Paterakis Estate Dispute Highlights the Difference Between Probate and Non-Probate Assets
When a person dies, their estate goes through a judicial review process called probate, but the estate may not include everything the deceased person owned when they are alive. The main purpose of probate is to carry out the instructions in the deceased person’s will; if the person did not leave a will, then the assets are distributed according to legally prescribed guidelines. It is possible to make some of your assets pass directly to the beneficiary of your choice upon your death. One of the most common ways to keep your assets out of probate is to place them in a trust. A recent highly publicized dispute over a Maryland estate was more than just the typical feud between a stepmother and stepchildren that one finds in the tabloid press; from a legal standpoint, it illustrates the difference between keeping one’s assets in cash or in trusts. If you have questions about placing your assets in trusts, contact a Maryland estate planning lawyer.

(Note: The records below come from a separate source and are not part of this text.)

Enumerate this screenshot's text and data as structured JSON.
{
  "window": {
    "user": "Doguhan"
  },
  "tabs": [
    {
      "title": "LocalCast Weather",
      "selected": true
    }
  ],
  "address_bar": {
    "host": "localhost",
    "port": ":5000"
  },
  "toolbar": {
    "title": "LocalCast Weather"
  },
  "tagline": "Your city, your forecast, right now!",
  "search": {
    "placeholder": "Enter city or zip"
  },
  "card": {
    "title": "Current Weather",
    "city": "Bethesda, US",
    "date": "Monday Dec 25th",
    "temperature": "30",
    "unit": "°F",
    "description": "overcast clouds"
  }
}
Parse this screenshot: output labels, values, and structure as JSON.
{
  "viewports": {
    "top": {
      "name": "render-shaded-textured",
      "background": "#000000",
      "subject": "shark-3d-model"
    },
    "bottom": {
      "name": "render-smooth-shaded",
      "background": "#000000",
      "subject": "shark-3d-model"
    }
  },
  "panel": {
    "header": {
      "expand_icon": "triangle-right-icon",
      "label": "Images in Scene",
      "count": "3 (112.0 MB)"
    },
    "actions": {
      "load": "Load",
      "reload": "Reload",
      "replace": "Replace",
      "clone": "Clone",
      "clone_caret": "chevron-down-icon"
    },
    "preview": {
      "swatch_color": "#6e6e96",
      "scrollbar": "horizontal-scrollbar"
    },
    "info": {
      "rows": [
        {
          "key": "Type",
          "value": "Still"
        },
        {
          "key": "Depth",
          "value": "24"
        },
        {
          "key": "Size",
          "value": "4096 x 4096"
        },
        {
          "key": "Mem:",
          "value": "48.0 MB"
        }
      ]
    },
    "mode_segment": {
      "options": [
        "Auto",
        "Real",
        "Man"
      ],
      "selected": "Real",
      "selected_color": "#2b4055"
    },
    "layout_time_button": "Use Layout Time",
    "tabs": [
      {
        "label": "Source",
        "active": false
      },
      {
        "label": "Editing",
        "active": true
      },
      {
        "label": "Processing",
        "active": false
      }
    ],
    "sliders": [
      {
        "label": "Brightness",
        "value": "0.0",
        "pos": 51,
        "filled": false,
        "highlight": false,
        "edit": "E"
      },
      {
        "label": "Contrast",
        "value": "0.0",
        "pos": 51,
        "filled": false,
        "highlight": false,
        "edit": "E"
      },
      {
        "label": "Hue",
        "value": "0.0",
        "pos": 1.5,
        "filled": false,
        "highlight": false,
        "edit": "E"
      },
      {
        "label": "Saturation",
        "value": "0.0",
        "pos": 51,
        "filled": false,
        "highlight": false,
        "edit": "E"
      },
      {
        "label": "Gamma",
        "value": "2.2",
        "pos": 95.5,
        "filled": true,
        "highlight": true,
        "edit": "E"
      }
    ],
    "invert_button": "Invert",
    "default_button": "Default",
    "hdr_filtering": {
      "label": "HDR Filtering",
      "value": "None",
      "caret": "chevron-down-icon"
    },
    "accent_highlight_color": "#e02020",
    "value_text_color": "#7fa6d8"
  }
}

Details of the Paterakis Case
John Paterakis made his fortune as the owner of the H&S Bakery, a company founded by his immigrant father. He had six children from his first marriage, and a year and a half before his death, he married his partner Roula, with whom he had been in a relationship since 2001. He was exceedingly wealthy when he died in October 2016, but most of his assets did not go to probate. His estate, as assessed during probate, was only valued at $115,354. The personal representatives of his estate were his son Bill and daughter Vanessa. His widow Roula filed a lawsuit, alleging that Bill and Vanessa should not be the personal representatives because they were intentionally withholding money that Roula should inherit. Roula claimed that Paterakis’ net worth was more than a billion dollars; she said that he kept large reserves of cash, which his children kept for themselves and failed to report to the probate court. The defendants responded by saying that the reason the value of the estate was so low in probate was that Paterakis kept most of his assets in trusts which he had set up before he and Roula began their relationship. The court gave Roula the option of suing to receive one third of her late husband’s estate, as Maryland law grants this right to surviving spouses. Eventually, the court dismissed Roula’s lawsuit.
The Legal Issues
This case illustrates why people set up trusts. A wealthy person, even a billionaire, can keep most of their assets out of probate simply by putting them in trusts. When you name someone as a beneficiary to a trust, they receive the assets you designate for them, without probate or any other kind of interference from the court.
Let Us Help You Today
An estate planning lawyer can help you ensure that your assets get transferred to your heirs and beneficiaries with as few complications as possible. Contact the Washington DC estate planning lawyers at Tobin, O’Connor & Ewing today for help.